Data excerpts
::::::::

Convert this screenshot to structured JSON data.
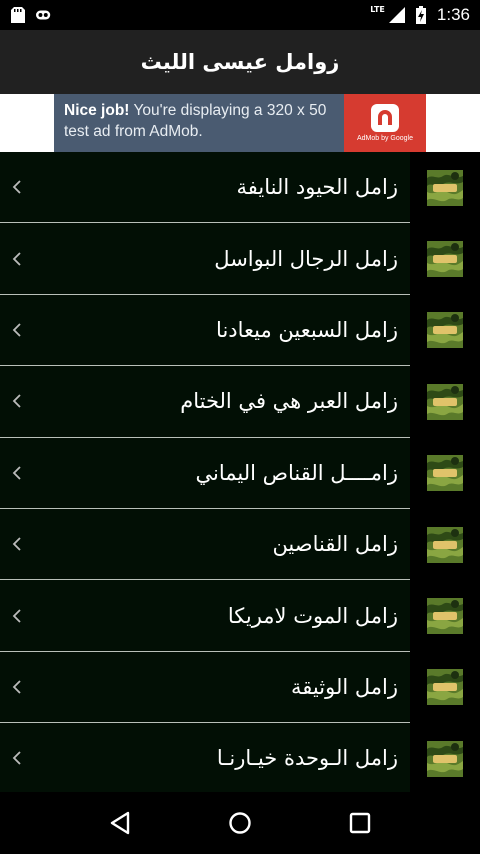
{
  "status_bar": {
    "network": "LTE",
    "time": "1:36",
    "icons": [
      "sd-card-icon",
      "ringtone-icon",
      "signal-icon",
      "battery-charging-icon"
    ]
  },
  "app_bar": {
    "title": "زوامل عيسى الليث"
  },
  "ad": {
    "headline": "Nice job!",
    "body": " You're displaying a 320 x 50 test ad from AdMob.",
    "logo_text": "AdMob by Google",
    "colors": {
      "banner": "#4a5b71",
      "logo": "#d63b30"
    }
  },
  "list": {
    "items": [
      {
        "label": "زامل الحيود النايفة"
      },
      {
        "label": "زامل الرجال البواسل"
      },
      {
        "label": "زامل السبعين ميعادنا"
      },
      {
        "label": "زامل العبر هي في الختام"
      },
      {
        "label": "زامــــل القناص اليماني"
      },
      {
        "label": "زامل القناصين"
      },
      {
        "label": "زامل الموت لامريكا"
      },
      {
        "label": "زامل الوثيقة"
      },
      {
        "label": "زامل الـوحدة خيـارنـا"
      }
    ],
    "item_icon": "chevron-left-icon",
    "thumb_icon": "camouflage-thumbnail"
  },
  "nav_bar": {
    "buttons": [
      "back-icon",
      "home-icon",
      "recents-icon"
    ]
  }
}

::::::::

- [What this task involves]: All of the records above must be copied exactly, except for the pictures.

- [Your response]:
Convert this screenshot to structured JSON data.
{
  "status_bar": {
    "network": "LTE",
    "time": "1:36",
    "icons": [
      "sd-card-icon",
      "ringtone-icon",
      "signal-icon",
      "battery-charging-icon"
    ]
  },
  "app_bar": {
    "title": "زوامل عيسى الليث"
  },
  "ad": {
    "headline": "Nice job!",
    "body": " You're displaying a 320 x 50 test ad from AdMob.",
    "logo_text": "AdMob by Google",
    "colors": {
      "banner": "#4a5b71",
      "logo": "#d63b30"
    }
  },
  "list": {
    "items": [
      {
        "label": "زامل الحيود النايفة"
      },
      {
        "label": "زامل الرجال البواسل"
      },
      {
        "label": "زامل السبعين ميعادنا"
      },
      {
        "label": "زامل العبر هي في الختام"
      },
      {
        "label": "زامــــل القناص اليماني"
      },
      {
        "label": "زامل القناصين"
      },
      {
        "label": "زامل الموت لامريكا"
      },
      {
        "label": "زامل الوثيقة"
      },
      {
        "label": "زامل الـوحدة خيـارنـا"
      }
    ],
    "item_icon": "chevron-left-icon",
    "thumb_icon": "camouflage-thumbnail"
  },
  "nav_bar": {
    "buttons": [
      "back-icon",
      "home-icon",
      "recents-icon"
    ]
  }
}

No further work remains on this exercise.